By Peter Uzoho
Professional financial services and advisory firm, KPMG has advisedÂ members of the audit committee of organisations to be more effectiveÂ in carrying out their oversight functions on their organisationsâ€™
Speaking at the KPMG Audit Committee Seminar for Shareholders in
Lagos,Â theÂ Partner, Audit Services, KPMG, Nneka Eluma,Â said auditÂ committee members should ensure that financial statements show
accurately,Â companiesâ€™Â affairs
Eluma while discussing the topic:Â â€œAnalysis and Interpretation ofÂ Financial Statements Including Regulatory Updates,â€Â stated that for
the committee members to be able to discharge such critical functions
effectively, they need to haveÂ deep understanding of the business of
â€œIfÂ they will understand the business, they will thenÂ understand the contents of the financial report and then ask excitingÂ questions on them,â€ Eluma said.
SheÂ explained thatÂ a companyâ€™s financial statements has five main components
which include statements of financial position, notes to financialÂ statements, statements of cash flow, statements of profit or loss and
comprehensive incomeÂ and statement of changes in equity.
Also contributing, another Partner at the KPMG Audit Services, Mr. Ayo
Soyinka said that audit committee members should ascertain whether the
accounting and reporting policies of the company are in accordance
with legal requirements and agreed ethical practices.
â€œReview relevant regulatory returns filed and disclosures made by theÂ company; review companiesâ€™ semi-annual and annual financial
statements,â€ Soyinka said.
Soyinka who spoke on â€œCorporate Governance Roles and Responsibilities of the Audit Committee,â€ urged the committees to have their meetings
regularly as required by their roles and responsibilities.
â€œIt is recommended there shall be no fewer than three meetings duringÂ the year, held to coincide with key dates within the financial reporting and audit cycle,â€Â he added.
He outlined the agenda of the audit committee meetings to includeÂ evaluation of the internal and independent audit process;Â assessing
processes relating to control environment; oversee financialÂ reporting; risk management and compliance, among others.

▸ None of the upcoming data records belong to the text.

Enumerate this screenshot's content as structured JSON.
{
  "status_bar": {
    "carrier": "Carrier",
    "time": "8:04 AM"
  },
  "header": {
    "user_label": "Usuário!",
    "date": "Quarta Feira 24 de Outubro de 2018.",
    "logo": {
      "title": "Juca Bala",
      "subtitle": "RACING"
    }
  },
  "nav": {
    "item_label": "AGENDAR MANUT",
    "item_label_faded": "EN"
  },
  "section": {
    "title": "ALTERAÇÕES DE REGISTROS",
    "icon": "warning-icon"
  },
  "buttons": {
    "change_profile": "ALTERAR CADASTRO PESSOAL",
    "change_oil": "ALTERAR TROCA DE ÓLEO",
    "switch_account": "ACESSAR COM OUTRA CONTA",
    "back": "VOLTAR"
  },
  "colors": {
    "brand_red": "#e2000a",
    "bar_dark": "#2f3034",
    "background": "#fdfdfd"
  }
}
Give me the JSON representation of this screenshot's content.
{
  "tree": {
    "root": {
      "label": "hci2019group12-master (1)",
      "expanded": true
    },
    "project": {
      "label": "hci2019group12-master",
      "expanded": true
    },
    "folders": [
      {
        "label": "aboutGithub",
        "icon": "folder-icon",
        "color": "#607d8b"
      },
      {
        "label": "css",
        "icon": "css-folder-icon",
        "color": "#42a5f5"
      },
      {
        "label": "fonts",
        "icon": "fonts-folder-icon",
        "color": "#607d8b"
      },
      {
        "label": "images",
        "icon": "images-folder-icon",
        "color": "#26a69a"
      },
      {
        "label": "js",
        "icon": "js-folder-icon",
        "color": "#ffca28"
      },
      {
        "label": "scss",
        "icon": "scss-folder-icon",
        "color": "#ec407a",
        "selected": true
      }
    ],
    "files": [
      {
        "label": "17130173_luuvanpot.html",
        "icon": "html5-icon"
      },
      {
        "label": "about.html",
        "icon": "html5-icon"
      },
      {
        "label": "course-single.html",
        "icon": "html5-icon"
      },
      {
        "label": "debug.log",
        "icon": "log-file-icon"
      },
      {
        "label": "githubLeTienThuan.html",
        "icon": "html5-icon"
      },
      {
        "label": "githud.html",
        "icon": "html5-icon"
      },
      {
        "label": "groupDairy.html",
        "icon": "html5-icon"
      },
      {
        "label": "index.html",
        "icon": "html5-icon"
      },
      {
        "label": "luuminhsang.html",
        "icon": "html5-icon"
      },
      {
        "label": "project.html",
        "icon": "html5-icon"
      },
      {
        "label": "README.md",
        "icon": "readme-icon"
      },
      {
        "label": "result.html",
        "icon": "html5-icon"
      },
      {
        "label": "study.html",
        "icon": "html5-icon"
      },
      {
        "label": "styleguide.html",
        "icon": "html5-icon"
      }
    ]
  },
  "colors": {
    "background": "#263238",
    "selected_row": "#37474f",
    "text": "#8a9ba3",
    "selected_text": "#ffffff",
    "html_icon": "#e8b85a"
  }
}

Soyinka listed the top 10 risks confronting companies which auditÂ committee members should look into.
They include: long term value creation and the companyâ€™s role in the society, connecting strategy and risk, innovation, talent management and inclusion. OthersÂ according him are cyber security, boardroom composition, corporate culture, shareholder engagement, and regulation.
He also drew the audit committeeâ€™s attention to its action plan forÂ 2018 which comprised: staying focused on their fundamental functions;Â monitoring implementation of new standards, impacts of business and regulatory environment, among others.